Task prompt: Gather every line in the records below that contains the word "value".

Data provided section start

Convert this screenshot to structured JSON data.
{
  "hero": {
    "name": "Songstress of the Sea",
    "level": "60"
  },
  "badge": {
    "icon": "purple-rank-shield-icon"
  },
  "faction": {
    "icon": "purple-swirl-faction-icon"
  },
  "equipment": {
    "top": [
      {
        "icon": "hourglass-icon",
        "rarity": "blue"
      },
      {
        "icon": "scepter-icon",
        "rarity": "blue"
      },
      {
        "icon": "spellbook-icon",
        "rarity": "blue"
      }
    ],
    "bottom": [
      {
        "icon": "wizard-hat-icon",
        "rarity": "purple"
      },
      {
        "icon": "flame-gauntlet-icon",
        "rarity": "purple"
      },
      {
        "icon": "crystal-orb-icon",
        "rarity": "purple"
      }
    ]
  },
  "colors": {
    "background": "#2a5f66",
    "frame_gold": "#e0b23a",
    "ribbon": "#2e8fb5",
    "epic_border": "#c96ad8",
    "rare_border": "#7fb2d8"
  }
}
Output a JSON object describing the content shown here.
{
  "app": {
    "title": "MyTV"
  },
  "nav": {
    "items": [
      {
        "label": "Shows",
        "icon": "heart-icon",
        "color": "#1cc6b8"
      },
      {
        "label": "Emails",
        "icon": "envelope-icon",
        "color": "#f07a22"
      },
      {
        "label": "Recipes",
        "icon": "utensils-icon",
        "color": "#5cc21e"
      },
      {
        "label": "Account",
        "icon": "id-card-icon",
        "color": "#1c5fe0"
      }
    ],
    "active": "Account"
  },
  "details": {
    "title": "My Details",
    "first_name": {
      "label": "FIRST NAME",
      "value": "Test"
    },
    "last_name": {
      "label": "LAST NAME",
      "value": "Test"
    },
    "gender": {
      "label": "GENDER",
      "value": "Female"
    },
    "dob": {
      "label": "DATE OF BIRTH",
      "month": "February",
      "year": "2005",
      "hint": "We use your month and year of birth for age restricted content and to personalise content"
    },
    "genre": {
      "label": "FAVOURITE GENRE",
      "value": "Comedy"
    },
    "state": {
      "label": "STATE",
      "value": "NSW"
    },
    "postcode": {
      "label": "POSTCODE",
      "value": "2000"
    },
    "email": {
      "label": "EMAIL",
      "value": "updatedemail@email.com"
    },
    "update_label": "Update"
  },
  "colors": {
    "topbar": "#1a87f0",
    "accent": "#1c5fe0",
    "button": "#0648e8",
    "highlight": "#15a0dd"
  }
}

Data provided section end

Answer:
      "value": "Test"
      "value": "Test"
      "value": "Female"
      "value": "Comedy"
      "value": "NSW"
      "value": "2000"
      "value": "updatedemail@email.com"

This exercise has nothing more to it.